Other namesIdarubicin hydrochloride, 4-demethoxydaunorubicin, 9-acetyl-7-(4-amino-5-hydroxy-6-methyl-tetrahydropyran-2-yl)oxy-6,9,11-trihydroxy-7,8,9,10-tetrahydrotetracene-5,12-dione
  • (1S,3S)-3-acetyl-3,5,12-trihydroxy-6,11-dioxo-1,2,3,4,6,11-hexahydrotetracen-1-yl 3-amino-2,3,6-trideoxo-α-L-lyxo-hexopyranoside
Clinical data
Drug classAnthracycline[1]
Main usesAcute myeloid leukemia (AML), breast cancer[2][3]
Side effectsNausea, hair loss, abdominal pain, diarrhea, bleeding, mouth inflammation, fever, headache[2]
  • US: D (Evidence of risk)
External links
Legal status
Protein binding97%
Elimination half-life22 hours
Chemical and physical data
Molar mass497.500 g·mol−1
3D model (JSmol)
  • O=C2c1c(O)c5c(c(O)c1C(=O)c3ccccc23)C[C@@](O)(C(=O)C)C[C@@H]5O[C@@H]4O[C@H]([C@@H](O)[C@@H](N)C4)C
  • InChI=1S/C26H27NO9/c1-10-21(29)15(27)7-17(35-10)36-16-9-26(34,11(2)28)8-14-18(16)25(33)20-19(24(14)32)22(30)12-5-3-4-6-13(12)23(20)31/h3-6,10,15-17,21,29,32-34H,7-9,27H2,1-2H3/t10-,15-,16-,17-,21+,26-/m0/s1 checkY
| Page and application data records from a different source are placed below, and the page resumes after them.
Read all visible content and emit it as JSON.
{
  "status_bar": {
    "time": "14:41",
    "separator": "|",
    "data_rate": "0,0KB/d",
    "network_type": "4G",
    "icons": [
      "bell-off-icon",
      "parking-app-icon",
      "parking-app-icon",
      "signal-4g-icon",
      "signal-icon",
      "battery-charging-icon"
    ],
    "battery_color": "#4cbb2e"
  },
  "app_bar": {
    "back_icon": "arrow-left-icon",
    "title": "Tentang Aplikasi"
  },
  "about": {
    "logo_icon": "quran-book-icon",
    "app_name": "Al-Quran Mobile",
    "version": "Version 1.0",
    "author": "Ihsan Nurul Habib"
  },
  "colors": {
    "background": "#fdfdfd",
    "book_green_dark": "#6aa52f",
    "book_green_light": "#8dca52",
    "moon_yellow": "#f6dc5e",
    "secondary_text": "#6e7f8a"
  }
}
Idarubicin, sold under the brand name Zavedos and Idamycin, is a medication used to treat acute myeloid leukemia (AML) and breast cancer.[2][3] It is often used with cytarabine.[2] It is given by injection into a vein or taken by mouth.[2][3]

Common side effects include nausea, hair loss, abdominal pain, diarrhea, bleeding, mouth inflammation, fever, and headache.[2] Other side effects may include heart failure, arrhythmias, bone marrow suppression, high uric acid, liver problems, kidney problems.[2] Use in pregnancy may harm the baby.[2] It is an anthracycline and acts similar to daunorubicin.[1]
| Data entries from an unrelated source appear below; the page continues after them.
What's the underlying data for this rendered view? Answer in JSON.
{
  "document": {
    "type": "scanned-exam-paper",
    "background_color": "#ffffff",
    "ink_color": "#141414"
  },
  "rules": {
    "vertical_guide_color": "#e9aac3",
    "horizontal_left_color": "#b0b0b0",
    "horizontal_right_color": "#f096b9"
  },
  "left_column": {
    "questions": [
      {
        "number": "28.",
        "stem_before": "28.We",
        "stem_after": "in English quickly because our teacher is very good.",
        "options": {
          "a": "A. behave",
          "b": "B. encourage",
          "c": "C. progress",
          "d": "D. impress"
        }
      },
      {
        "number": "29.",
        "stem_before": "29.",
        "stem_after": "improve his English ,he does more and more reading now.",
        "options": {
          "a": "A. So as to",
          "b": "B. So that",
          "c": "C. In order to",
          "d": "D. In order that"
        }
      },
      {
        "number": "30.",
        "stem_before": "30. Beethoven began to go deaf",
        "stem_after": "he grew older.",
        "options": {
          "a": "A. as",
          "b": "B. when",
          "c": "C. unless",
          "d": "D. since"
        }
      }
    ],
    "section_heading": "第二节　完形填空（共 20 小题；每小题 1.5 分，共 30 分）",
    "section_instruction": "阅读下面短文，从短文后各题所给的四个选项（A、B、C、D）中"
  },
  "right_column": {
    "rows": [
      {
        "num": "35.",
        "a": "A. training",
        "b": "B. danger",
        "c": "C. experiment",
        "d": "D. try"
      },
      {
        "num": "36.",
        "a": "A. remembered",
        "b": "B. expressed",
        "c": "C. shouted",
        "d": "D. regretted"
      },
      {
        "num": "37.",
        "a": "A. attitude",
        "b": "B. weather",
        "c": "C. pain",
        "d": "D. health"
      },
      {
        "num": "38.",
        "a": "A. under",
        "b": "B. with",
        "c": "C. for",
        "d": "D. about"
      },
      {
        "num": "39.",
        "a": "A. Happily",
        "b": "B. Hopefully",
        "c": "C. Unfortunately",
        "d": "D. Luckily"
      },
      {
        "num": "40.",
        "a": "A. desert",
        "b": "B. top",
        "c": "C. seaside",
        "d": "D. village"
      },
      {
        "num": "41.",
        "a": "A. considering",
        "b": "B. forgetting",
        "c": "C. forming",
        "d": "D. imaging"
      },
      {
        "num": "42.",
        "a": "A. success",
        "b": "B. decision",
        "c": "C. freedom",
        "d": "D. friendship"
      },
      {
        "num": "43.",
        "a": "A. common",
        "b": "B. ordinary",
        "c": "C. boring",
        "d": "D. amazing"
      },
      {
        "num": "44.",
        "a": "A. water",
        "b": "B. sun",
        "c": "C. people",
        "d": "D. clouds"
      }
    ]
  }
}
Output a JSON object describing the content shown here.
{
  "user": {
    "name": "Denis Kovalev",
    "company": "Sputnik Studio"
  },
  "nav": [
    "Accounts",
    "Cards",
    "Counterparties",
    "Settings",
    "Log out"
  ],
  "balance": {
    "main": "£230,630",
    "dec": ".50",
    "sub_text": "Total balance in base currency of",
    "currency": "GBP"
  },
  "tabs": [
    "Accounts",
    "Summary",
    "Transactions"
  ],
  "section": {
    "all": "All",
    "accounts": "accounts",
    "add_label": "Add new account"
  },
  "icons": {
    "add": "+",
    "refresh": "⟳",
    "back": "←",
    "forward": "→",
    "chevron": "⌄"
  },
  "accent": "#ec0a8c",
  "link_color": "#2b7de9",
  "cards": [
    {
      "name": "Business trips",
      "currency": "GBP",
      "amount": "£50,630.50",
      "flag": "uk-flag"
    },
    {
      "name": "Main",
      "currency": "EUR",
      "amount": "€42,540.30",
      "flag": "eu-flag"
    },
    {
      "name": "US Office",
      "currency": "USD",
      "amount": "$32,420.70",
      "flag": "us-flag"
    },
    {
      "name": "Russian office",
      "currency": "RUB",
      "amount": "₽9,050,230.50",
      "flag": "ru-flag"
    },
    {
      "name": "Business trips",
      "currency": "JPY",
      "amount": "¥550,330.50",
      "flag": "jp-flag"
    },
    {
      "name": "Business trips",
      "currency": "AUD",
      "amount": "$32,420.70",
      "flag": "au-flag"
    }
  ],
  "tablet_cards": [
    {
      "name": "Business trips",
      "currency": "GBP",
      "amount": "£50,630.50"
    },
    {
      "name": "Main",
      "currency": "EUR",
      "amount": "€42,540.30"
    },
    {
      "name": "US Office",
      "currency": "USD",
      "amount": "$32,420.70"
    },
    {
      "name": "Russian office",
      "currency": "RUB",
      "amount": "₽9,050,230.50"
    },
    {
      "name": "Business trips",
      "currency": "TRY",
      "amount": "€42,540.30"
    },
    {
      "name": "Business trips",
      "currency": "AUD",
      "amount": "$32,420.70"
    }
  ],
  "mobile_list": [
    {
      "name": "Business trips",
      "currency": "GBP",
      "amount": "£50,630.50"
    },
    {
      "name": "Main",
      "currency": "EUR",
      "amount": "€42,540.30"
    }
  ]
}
Idarubicin was approved for medical use in the United States in 1990.[2] In the United Kingdom 10 mg for injection costs the NHS about £175 as of 2021.[3] In the United States this amount costs about 70 USD.[4]

Medical use


The typical dose is 12 to 45 mg/m2 body surface area though different doses may be used in those with liver or kidney problems.[1][3]

Side effects

Diarrhea, stomach cramps, nausea and vomiting are common among patients treated with idarubicin.[5]


  1. 1.0 1.1 1.2 "Doxorubicin". LiverTox: Clinical and Research Information on Drug-Induced Liver Injury. National Institute of Diabetes and Digestive and Kidney Diseases. 2012. Archived from the original on 16 May 2021. Retrieved 25 November 2021.
  2. 2.0 2.1 2.2 2.3 2.4 2.5 2.6 2.7 2.8 "IDArubicin Monograph for Professionals". Archived from the original on 23 May 2021. Retrieved 25 November 2021.
  3. 3.0 3.1 3.2 3.3 3.4 BNF 81: March-September 2021. BMJ Group and the Pharmaceutical Press. 2021. p. 948. ISBN 978-0857114105.
  4. "Idarubicin Prices, Coupons & Patient Assistance Programs". Archived from the original on 23 May 2021. Retrieved 25 November 2021.
  5. "Idarubicin Side Effects: Common, Severe, Long Term". Archived from the original on 2019-06-21. Retrieved 2019-06-21.

External links